I just read an article about how most doctors miss the opportunity to treat pre-diabetics. With the abundance of information available to people today about common health issues, and how doctors are forced into the insurance model of healthcare delivery, I don’t think all the blame should be put on the doorstep of the average practitioner. Besides, I’m not talking to doctors here, but to people looking for ways to improve their own health.
If you’re looking here for information, you have probably learned that in health, like in most things in life, nobody is coming to save you and no doctor can deliver a magic pill that will undo decades of poor lifestyle choices.
Which brings us back to pre-diabetes. According to some estimates, more than a third of U.S. adults are pre-diabetic, with blood sugar that is elevated, but not enough to be classifed as diabetic. Even with only pre-diabetes, a person is at higher risk for circulatory problems, kidney disease, nerve and retinal damage.
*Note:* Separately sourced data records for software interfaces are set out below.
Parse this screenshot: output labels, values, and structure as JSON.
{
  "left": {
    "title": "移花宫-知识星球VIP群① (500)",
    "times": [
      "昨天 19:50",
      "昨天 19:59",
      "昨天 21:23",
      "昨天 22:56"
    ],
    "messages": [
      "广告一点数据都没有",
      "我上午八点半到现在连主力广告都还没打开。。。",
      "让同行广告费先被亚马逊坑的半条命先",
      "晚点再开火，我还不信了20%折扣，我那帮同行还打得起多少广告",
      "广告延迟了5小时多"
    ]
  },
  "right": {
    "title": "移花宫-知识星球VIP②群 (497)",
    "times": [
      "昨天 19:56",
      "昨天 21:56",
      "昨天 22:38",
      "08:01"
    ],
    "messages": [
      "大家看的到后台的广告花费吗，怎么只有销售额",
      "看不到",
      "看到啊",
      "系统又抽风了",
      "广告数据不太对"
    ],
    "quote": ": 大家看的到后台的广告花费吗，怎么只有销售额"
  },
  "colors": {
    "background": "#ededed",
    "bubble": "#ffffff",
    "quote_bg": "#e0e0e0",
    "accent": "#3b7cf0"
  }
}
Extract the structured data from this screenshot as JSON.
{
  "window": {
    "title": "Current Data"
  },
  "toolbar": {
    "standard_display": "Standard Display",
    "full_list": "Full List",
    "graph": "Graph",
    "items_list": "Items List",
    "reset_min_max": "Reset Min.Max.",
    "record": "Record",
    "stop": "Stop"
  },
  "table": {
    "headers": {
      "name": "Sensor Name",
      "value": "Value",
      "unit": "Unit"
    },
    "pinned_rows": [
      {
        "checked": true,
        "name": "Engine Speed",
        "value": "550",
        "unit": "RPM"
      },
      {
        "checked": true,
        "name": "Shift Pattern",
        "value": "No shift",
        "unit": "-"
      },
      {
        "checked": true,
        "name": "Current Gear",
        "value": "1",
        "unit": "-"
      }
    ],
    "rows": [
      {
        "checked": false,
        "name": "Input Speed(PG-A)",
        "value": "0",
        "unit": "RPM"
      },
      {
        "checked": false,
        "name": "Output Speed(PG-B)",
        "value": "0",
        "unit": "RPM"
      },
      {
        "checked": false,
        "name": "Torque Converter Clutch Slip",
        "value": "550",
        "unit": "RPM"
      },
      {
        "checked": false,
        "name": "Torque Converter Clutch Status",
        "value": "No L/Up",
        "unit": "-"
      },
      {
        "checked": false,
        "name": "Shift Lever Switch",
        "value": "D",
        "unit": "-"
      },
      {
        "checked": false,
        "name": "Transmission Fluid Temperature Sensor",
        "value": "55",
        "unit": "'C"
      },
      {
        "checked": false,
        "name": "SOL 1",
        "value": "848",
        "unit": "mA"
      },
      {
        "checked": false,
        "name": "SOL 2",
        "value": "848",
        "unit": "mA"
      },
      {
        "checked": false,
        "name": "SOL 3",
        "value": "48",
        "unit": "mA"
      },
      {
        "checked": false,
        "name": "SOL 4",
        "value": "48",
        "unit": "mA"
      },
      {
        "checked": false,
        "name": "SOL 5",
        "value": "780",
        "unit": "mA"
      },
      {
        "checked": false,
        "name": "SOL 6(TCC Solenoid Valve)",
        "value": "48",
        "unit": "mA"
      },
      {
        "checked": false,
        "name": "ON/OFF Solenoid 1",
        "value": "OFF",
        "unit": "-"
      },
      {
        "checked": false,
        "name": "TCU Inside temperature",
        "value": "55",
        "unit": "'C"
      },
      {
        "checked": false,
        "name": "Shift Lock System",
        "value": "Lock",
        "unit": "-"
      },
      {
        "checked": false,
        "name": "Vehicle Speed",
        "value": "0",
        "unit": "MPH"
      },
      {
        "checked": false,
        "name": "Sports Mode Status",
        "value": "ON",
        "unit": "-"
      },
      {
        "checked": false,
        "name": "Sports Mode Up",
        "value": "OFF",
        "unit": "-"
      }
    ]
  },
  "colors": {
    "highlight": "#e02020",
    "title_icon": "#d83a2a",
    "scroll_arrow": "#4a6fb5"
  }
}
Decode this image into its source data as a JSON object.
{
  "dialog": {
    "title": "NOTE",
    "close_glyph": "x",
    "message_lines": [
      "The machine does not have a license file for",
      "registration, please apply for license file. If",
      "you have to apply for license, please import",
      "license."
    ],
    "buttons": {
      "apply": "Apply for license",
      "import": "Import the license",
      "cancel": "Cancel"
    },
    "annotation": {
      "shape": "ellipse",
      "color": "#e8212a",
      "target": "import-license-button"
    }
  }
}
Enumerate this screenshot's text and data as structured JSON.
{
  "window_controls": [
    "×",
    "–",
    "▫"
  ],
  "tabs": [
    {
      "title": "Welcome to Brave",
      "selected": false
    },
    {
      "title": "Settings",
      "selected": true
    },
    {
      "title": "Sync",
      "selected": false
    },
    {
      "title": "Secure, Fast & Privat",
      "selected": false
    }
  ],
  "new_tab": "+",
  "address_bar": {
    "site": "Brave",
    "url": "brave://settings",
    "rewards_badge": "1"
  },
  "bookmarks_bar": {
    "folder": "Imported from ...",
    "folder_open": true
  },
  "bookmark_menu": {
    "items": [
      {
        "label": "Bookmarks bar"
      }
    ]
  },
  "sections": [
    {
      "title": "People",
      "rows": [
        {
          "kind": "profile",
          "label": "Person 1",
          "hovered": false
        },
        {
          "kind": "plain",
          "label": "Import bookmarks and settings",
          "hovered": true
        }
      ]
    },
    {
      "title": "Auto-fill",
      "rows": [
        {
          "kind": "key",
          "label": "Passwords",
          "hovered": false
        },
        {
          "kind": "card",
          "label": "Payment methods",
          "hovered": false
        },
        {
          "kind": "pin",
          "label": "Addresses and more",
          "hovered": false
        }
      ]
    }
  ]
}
According to the Health Daily News article I mentioned above, shocking though it may seem, pre-diabetes is one of the biggest risk factors for developing diabetes (my sarcasm here is very much intended). Mind you, not everybody with pre-diabetes ends up with full blown diabetes. The rate is about 15-30%. That contributes to one of the biggest problems with pre-diabetes: many pre-diabetics don’t know they have it. If you look at the signs and symptoms of pre-diabetes, you’ll quickly notice that there aren’t any reliable indicators. Rising blood sugar and insulin resistance doesn’t have a cardinal sign or symptom like some other diseases do.
Even with a blood test in front of them, many people (and many doctors) may wait and wait until the results finally come back with a number as high as 180 (about double what we look for) before beginning treatment.
This is a good time to bring up the HbA1C. This value is especially helpful, as it represents the sugar levels of the red blood cells, which live about 3 months. Therefore, this value shows trends over time, instead of the momentary snapshot that fasting blood sugar gives us. If your fasting blood sugar looks good, but your HbA1C is elevated, you can figure that you are developing insulin resistance. That’s an indicator that diabetic problems are likely to be in your future.
Our blood analysis software divides sorts data into three categories. The value can be healthy, out of healthy but not yet pathological, or pathological. These lab ranges are determined by drawing a bell curve on all the data the lab receives from its clients over a certain period of time. An exception here is the healthy range, which is determined by a group of physiologists.
At OVitaminPro, we figure the best time to treat pre-diabetes is as soon as it begins to drift out of range, not after it becomes a pathology. It is far easier to correct a condition like pre-diabetes as it begins to go off the rails instead of waiting. Doesn’t the old saw go that an ounce of prevention is worth a pound of cure?
It is good to have a narrow “panic range” when it comes to fasting blood sugar and HbA1C values. As soon as you see your numbers drift away from the healthy range, it’s time to take stern measures to bring them back to normal. Those measures include a combination of dietary changes, fewer carbohydrates in general, a major reduction in your intake of sugar and alcohol carbs, and probably some blood sugar support supplements. On that front, we recommend Glysen and Protoglysen from Apex or Glycemic Manager from Integrative Therapeutics. For added adrenal support, of course, we recommend BetterGenix AdrenalGenix.